On 6th February, 2021, barely ten days after fish in L. Nakuru being declared unfit for human consumption, the fishermen and community around the Nyanza L. Victoria region woke up to a scenario, that they could only describe as ‘unseen.’ On that Saturday morning, they woke up to find thousands of fish (especially) the Nile Perch washed ashore, with quite a number still floating, lifeless, on water. Coincidentally, on the same day, the same scenario was experienced in Chile, where thousands were mysteriously washed ashore. The Chile’s National Fishing Service said that they found chlorophyll in the water. Experts also got concerned that the change in water temperatures and water quality could be the cause. (CGTN, 2021)
But, how do raw sewage and industrial waste; chlorophyll and change in water temperatures among other factors negatively affect the aquatic ecosystem?
I. Raw Sewage and Industrial Waste.
Raw sewage and industrial waste contain high amounts of nitrates and other nutrients. When they are directed into the waters, they lead to what we call eutrophication and upswelling of oxygen deficient waters. Eutrophication basically is the gradual increase in the concentration of phosphorous, nitrogen, and other plant nutrients in aging aquatic ecosystem such as lakes and oceans. Eutrophication is perquisite for growth of algae and other microorganisms. As far as some fish feed on these algae and microorganism, most algal blooms produce toxins which in turn affect the food chain leading to death of the animals, and, inhibit the supply of sunlight at the lower depths. Moreover, it leads to large anoxic areas, especially on tidal flats. An anoxic condition is brought by the depletion of the oxygen levels in water. Lack of oxygen causes the fish to suffocate and eventually die. Or at times, they are forced to move upwards to the water surface to avoid suffocation and in turn are directly hit by heat from the sun leading to their death.
II. Presence of Chlorophyll and change in water temperatures.
Plants require chlorophyll for photosynthesis; therefore, sea plants are not exempted. When water is rich in chlorophyll, then there is higher concentration of the algal bloom. A dense algal bloom produces a surplus of oxygen on a summer afternoon. However, during the night, the bloom attempts to take more oxygen out of the water, lowering the dissolved oxygen in water. On the other hand, fish are able to detect a slight change in temperatures and acts accordingly. Adverse temperatures stress the fish out. In an attempt to find a suitable habitat away from the adverse temperatures, they find themselves to the shores on shallow waters.

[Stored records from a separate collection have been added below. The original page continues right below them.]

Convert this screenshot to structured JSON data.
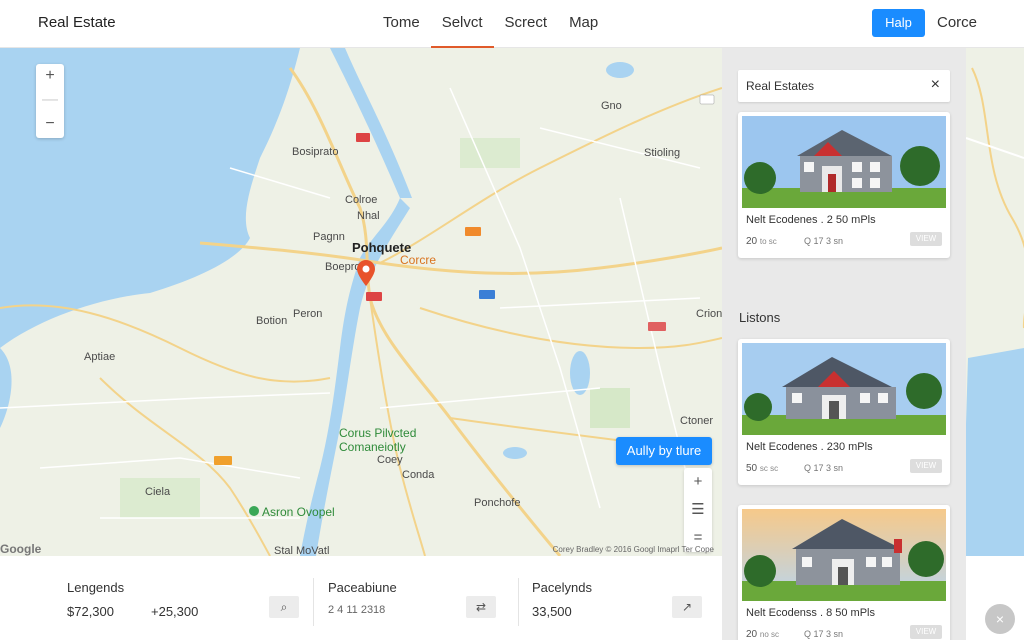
{
  "header": {
    "brand": "Real Estate",
    "tabs": [
      {
        "label": "Tome",
        "active": false
      },
      {
        "label": "Selvct",
        "active": true
      },
      {
        "label": "Screct",
        "active": false
      },
      {
        "label": "Map",
        "active": false
      }
    ],
    "help_label": "Halp",
    "cancel_label": "Corce"
  },
  "map": {
    "zoom_in": "+",
    "zoom_out": "−",
    "apply_label": "Aully by tlure",
    "credits": "Corey Bradley © 2016 Googl  Imaprl Ter  Cope",
    "google": "Google",
    "labels": [
      {
        "text": "Bosiprato"
      },
      {
        "text": "Colroe"
      },
      {
        "text": "Nhal"
      },
      {
        "text": "Pagnn"
      },
      {
        "text": "Pohquete"
      },
      {
        "text": "Boeprof"
      },
      {
        "text": "Corcre"
      },
      {
        "text": "Botion"
      },
      {
        "text": "Peron"
      },
      {
        "text": "Aptiae"
      },
      {
        "text": "Stioling"
      },
      {
        "text": "Gno"
      },
      {
        "text": "Ctoner"
      },
      {
        "text": "Corus Pilvcted"
      },
      {
        "text": "Comaneiotly"
      },
      {
        "text": "Coey"
      },
      {
        "text": "Ciela"
      },
      {
        "text": "Conda"
      },
      {
        "text": "Asron Ovopel"
      },
      {
        "text": "Ponchofe"
      },
      {
        "text": "Stal MoVatl"
      },
      {
        "text": "Crion"
      }
    ]
  },
  "panel": {
    "search_text": "Real Estates",
    "close_icon": "×",
    "section_title": "Listons",
    "listings": [
      {
        "title": "Nelt Ecodenes . 2 50 mPls",
        "beds": "20",
        "beds_unit": "to sc",
        "meta": "Q 17 3 sn",
        "view": "VIEW"
      },
      {
        "title": "Nelt Ecodenes . 230 mPls",
        "beds": "50",
        "beds_unit": "sc sc",
        "meta": "Q 17 3 sn",
        "view": "VIEW"
      },
      {
        "title": "Nelt Ecodenss . 8 50 mPls",
        "beds": "20",
        "beds_unit": "no sc",
        "meta": "Q 17 3 sn",
        "view": "VIEW"
      }
    ]
  },
  "bottom": {
    "cols": [
      {
        "heading": "Lengends",
        "value1": "$72,300",
        "value2": "+25,300",
        "icon": "⌕"
      },
      {
        "heading": "Paceabiune",
        "value1": "2 4 11 2318",
        "icon": "⇄"
      },
      {
        "heading": "Pacelynds",
        "value1": "33,500",
        "icon": "↗"
      }
    ]
  },
  "fab_icon": "×",
  "colors": {
    "accent": "#1a8cff",
    "active_tab": "#e05a2a",
    "water": "#a9d3f1",
    "land": "#eef1e6"
  }
}
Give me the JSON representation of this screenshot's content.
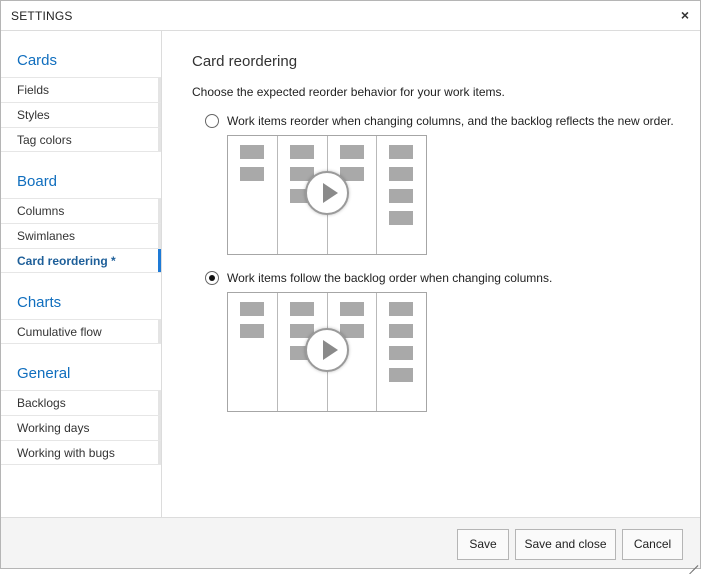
{
  "dialog": {
    "title": "SETTINGS",
    "close_glyph": "×"
  },
  "sidebar": {
    "groups": [
      {
        "title": "Cards",
        "items": [
          {
            "label": "Fields"
          },
          {
            "label": "Styles"
          },
          {
            "label": "Tag colors"
          }
        ]
      },
      {
        "title": "Board",
        "items": [
          {
            "label": "Columns"
          },
          {
            "label": "Swimlanes"
          },
          {
            "label": "Card reordering *",
            "selected": true
          }
        ]
      },
      {
        "title": "Charts",
        "items": [
          {
            "label": "Cumulative flow"
          }
        ]
      },
      {
        "title": "General",
        "items": [
          {
            "label": "Backlogs"
          },
          {
            "label": "Working days"
          },
          {
            "label": "Working with bugs"
          }
        ]
      }
    ]
  },
  "content": {
    "heading": "Card reordering",
    "description": "Choose the expected reorder behavior for your work items.",
    "options": [
      {
        "label": "Work items reorder when changing columns, and the backlog reflects the new order.",
        "checked": false,
        "preview_icon": "play-icon"
      },
      {
        "label": "Work items follow the backlog order when changing columns.",
        "checked": true,
        "preview_icon": "play-icon"
      }
    ]
  },
  "footer": {
    "save_label": "Save",
    "save_close_label": "Save and close",
    "cancel_label": "Cancel"
  },
  "colors": {
    "accent": "#106ebe",
    "selected_item": "#1e5f99",
    "selected_bar": "#1e7ad6",
    "card_gray": "#a9a9a9"
  }
}
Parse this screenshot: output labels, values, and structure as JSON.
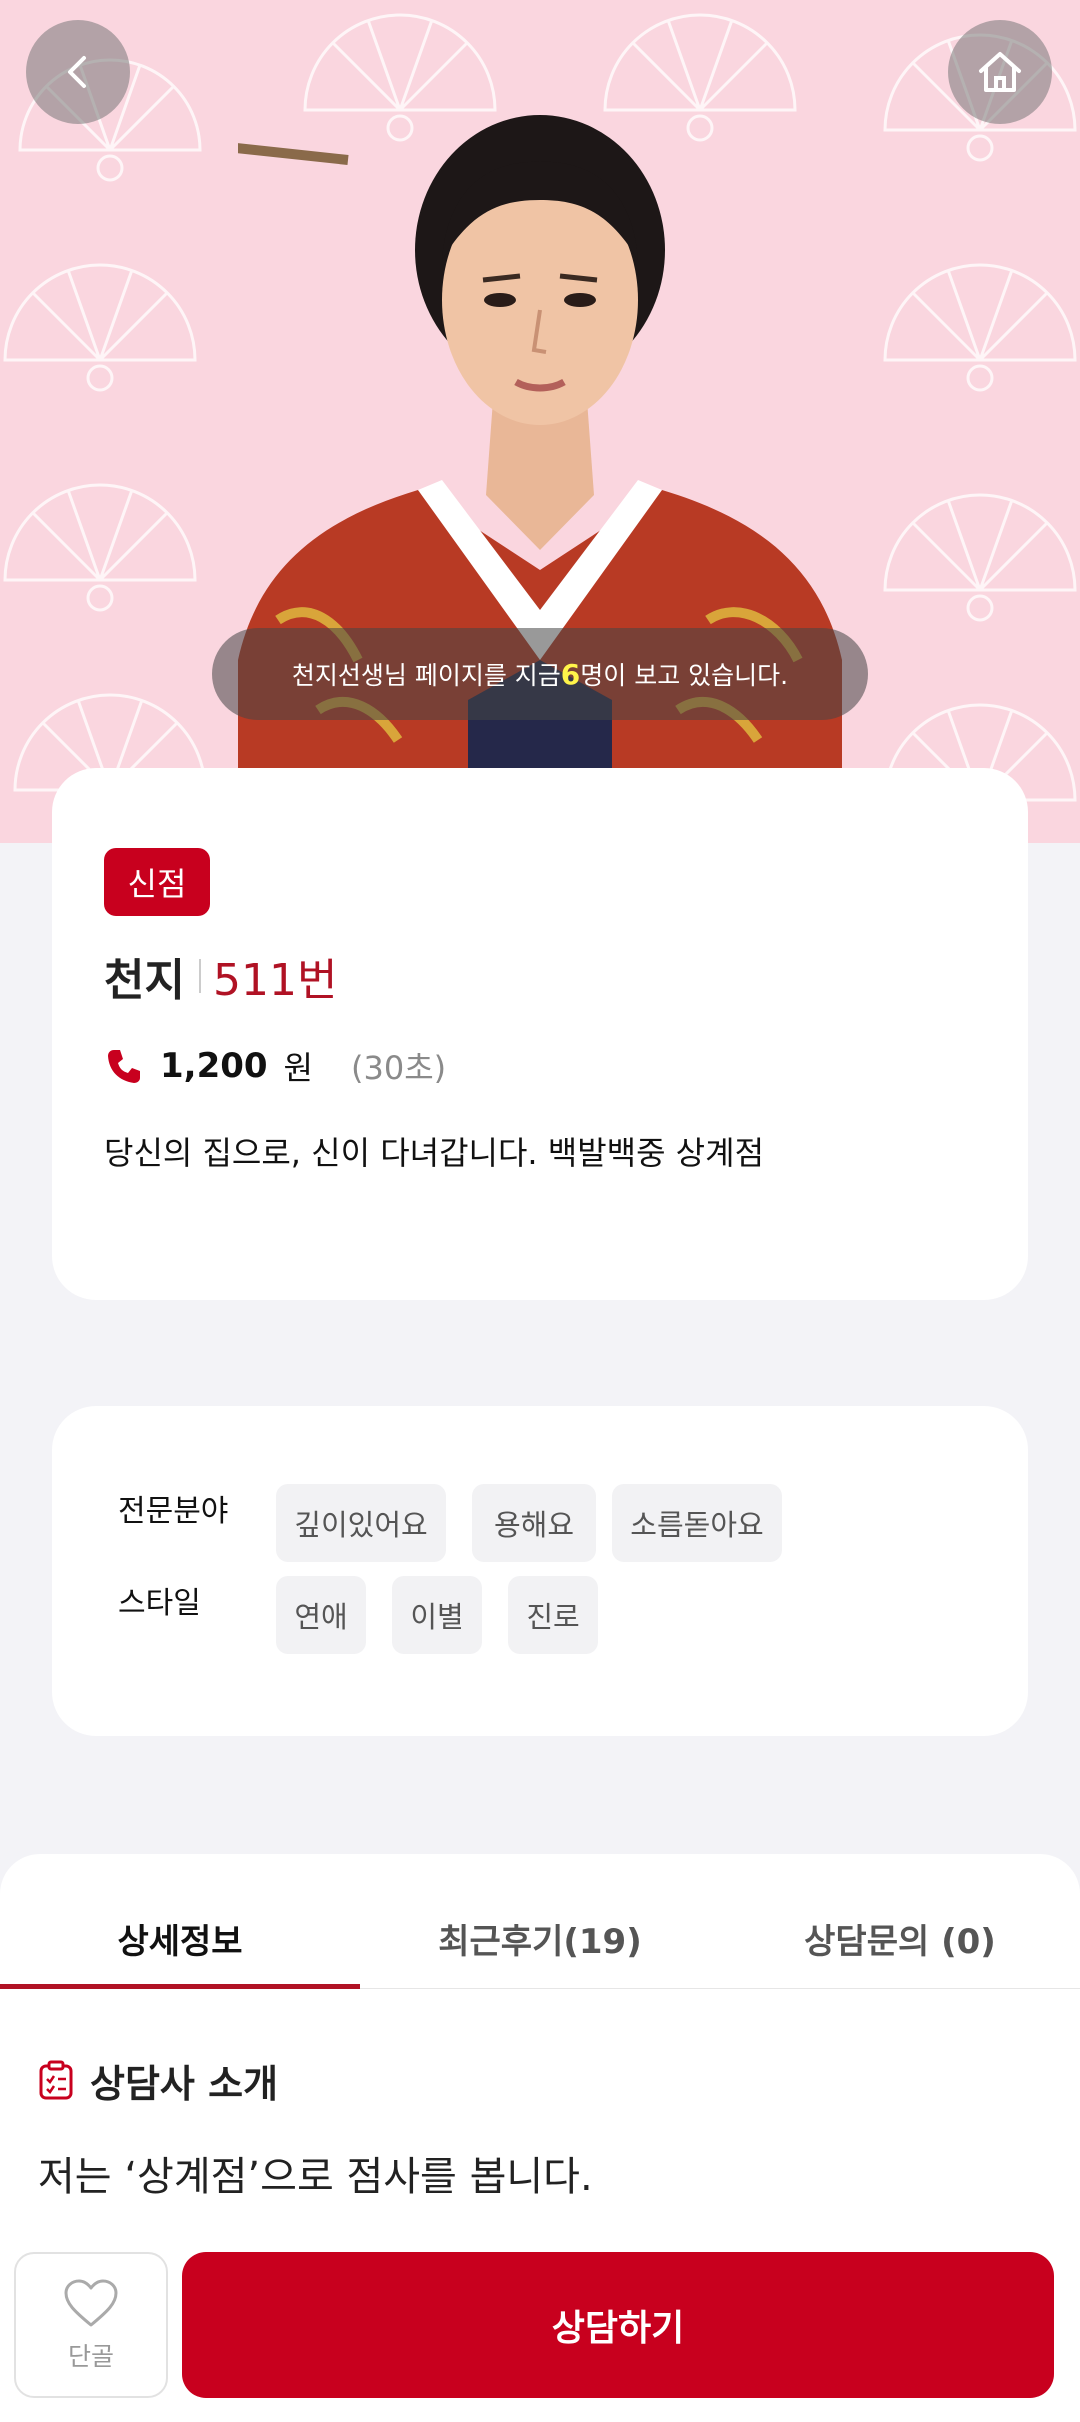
{
  "hero": {
    "viewer_text_before": "천지선생님 페이지를 지금 ",
    "viewer_count": "6",
    "viewer_text_after": "명이 보고 있습니다."
  },
  "profile": {
    "badge": "신점",
    "name": "천지",
    "number": "511번",
    "price": "1,200",
    "currency": "원",
    "per_unit": "(30초)",
    "tagline": "당신의 집으로, 신이 다녀갑니다. 백발백중 상계점"
  },
  "specialty": {
    "label": "전문분야",
    "chips": [
      "깊이있어요",
      "용해요",
      "소름돋아요"
    ]
  },
  "style": {
    "label": "스타일",
    "chips": [
      "연애",
      "이별",
      "진로"
    ]
  },
  "tabs": [
    {
      "label": "상세정보"
    },
    {
      "label": "최근후기(19)"
    },
    {
      "label": "상담문의 (0)"
    }
  ],
  "section": {
    "title": "상담사 소개",
    "intro": "저는 ‘상계점’으로 점사를 봅니다."
  },
  "bottom": {
    "fav_label": "단골",
    "consult_label": "상담하기"
  },
  "colors": {
    "accent": "#c8001e",
    "hero_bg": "#fad6df",
    "highlight": "#fff44a"
  }
}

The only solution to such problems is coming up with the best policies and legislations which govern the disposal of industrial wastes and treatment of sewages. Ecological Sanitation (ECOSAN) principles should also be upheld to make sure that the sewages are recycled instead of being channeled to the aquatic ecosystem.
Failure to quickly mitigate the loss of aquatic life only derails the efforts of SDGs (Goals no. 2,6, and 14) and Agenda 21 (Goals 2, 6, 12 and 14) on the Food Sustainability and clean environment. Let this be a social responsibility.